Aflibercept, an angiogenesis inhibitor, has been approved as a second-line treatment for metastatic colorectal cancer in combination with the FOLFIRI chemotherapy regimen, the Food and Drug Administration announced.
The indication is for patients whose tumors are resistant to, or have progressed after, an oxaliplatin-containing chemotherapy regimen, according to the FDA statement. The FOLFIRI regimen comprises folinic acid (leucovorin), 5-fluorouracil, and irinotecan.
Approval was based on the phase III VELOUR study of 1,226 patients with metastatic colorectal cancer whose disease progressed during treatment with oxaliplatin-based combination chemotherapy or whose tumor was surgically removed but recurred within 6 months after treatment with oxaliplatin-based combination chemotherapy. Patients continued treatment until cancer progression or unacceptable adverse effects.

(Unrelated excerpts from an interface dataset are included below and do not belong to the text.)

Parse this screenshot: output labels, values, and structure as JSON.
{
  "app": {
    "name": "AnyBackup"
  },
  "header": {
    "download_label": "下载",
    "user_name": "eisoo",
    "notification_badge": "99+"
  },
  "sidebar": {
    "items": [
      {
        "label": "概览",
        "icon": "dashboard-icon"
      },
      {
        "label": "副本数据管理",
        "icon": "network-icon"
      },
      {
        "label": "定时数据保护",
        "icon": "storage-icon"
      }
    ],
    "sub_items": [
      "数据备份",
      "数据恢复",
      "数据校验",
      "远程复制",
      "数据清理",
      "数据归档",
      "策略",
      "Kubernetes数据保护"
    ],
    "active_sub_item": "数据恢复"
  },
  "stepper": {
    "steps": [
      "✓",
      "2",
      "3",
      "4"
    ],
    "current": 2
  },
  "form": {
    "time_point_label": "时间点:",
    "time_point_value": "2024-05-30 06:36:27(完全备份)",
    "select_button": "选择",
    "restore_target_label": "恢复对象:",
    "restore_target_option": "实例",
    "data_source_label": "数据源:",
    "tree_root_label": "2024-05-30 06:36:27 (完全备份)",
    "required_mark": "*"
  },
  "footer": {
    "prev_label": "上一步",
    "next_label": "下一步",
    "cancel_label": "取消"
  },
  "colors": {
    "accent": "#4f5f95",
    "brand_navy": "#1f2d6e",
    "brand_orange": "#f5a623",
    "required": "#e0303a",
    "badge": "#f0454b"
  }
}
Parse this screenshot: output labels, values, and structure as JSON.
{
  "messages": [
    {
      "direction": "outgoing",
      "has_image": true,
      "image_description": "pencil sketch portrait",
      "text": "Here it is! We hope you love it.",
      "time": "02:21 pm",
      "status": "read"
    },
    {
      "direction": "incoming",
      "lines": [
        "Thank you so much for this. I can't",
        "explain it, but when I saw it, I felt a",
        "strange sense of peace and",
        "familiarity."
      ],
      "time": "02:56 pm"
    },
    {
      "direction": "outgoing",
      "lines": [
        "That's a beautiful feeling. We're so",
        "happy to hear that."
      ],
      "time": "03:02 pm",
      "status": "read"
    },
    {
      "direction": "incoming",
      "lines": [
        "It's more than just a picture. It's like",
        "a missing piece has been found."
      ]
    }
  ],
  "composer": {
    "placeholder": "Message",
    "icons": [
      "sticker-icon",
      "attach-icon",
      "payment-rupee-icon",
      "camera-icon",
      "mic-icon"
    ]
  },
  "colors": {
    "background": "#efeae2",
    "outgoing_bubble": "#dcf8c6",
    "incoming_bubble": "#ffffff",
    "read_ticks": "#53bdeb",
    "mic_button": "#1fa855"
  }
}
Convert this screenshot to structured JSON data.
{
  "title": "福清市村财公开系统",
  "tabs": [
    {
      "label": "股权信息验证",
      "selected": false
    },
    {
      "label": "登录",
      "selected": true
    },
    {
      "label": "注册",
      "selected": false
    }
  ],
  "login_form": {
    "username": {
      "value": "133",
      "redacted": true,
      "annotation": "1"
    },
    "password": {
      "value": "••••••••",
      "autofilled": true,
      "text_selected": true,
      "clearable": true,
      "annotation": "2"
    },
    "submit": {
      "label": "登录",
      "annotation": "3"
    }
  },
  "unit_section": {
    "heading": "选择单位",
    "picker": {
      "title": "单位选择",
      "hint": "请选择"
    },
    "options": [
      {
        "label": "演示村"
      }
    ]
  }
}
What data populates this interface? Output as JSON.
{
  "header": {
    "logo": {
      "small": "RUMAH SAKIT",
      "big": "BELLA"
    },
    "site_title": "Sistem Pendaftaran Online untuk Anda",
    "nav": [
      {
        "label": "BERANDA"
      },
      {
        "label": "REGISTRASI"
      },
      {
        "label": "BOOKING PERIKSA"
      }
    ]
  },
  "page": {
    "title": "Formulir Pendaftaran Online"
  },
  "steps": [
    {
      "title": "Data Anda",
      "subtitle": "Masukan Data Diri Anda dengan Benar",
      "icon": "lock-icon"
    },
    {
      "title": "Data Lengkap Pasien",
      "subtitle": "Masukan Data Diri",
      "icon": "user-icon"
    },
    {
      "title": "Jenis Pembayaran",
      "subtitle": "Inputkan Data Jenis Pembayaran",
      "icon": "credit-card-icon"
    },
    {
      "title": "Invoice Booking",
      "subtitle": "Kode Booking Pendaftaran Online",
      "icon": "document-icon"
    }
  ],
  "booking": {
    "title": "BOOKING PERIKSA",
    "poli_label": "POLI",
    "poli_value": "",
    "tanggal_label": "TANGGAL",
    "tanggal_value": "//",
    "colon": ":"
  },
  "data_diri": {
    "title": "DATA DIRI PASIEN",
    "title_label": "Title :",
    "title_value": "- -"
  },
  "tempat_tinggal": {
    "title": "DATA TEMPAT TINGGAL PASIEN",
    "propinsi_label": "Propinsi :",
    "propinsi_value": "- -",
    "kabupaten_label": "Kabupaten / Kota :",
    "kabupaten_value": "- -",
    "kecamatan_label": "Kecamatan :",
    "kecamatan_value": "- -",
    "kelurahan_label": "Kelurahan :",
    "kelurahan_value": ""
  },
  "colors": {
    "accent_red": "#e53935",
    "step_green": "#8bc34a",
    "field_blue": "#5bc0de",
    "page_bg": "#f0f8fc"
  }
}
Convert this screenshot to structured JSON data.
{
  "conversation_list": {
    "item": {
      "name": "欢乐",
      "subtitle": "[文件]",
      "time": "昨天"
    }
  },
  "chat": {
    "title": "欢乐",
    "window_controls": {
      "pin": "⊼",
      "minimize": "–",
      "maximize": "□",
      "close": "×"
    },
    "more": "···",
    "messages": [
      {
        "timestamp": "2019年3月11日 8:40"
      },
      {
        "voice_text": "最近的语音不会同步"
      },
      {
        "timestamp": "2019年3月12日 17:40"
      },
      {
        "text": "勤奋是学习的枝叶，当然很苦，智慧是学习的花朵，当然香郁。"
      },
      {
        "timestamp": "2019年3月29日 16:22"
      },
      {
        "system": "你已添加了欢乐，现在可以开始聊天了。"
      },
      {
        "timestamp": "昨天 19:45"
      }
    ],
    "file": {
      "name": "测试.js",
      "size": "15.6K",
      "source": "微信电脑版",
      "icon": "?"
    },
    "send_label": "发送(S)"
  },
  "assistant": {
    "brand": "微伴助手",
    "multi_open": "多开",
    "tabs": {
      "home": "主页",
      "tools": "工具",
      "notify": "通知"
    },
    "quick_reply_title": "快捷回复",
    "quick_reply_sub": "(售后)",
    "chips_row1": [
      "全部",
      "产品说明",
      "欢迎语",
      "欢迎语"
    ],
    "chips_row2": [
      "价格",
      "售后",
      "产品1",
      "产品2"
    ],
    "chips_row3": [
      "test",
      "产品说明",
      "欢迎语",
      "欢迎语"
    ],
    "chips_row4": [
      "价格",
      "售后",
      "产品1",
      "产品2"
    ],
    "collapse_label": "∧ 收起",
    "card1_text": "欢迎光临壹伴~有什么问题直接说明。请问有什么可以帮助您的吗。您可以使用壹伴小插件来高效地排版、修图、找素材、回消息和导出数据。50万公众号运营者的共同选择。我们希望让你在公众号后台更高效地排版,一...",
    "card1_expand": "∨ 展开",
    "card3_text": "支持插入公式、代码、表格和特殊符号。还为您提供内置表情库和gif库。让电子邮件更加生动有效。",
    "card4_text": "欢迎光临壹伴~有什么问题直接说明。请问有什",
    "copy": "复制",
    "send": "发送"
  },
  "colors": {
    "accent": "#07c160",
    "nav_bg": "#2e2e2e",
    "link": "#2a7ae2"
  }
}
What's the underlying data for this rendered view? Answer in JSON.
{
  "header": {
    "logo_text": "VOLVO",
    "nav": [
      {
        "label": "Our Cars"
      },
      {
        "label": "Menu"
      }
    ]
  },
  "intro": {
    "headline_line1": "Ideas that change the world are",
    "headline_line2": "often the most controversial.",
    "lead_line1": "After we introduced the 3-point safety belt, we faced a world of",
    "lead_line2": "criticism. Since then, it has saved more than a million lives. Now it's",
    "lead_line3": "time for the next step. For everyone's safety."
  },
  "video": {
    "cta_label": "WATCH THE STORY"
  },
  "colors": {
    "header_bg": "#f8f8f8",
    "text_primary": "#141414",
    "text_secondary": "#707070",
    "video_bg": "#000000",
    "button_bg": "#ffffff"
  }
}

The addition of aflibercept was associated with improvements in median overall survival and response rate and with a delay in tumor progression and growth: Overall survival reached a median of 13.5 months among those treated with aflibercept and FOLFIRI, vs. 12 months among those treated with placebo and FOLFIRI. Tumor size was reduced in 20% of those on the combination regimen and 11% of those receiving FOLFIRI plus placebo. In addition, median progression-free survival among patients given aflibercept and FOLIRI was 6.9 months, compared with 4.7 months in the placebo group.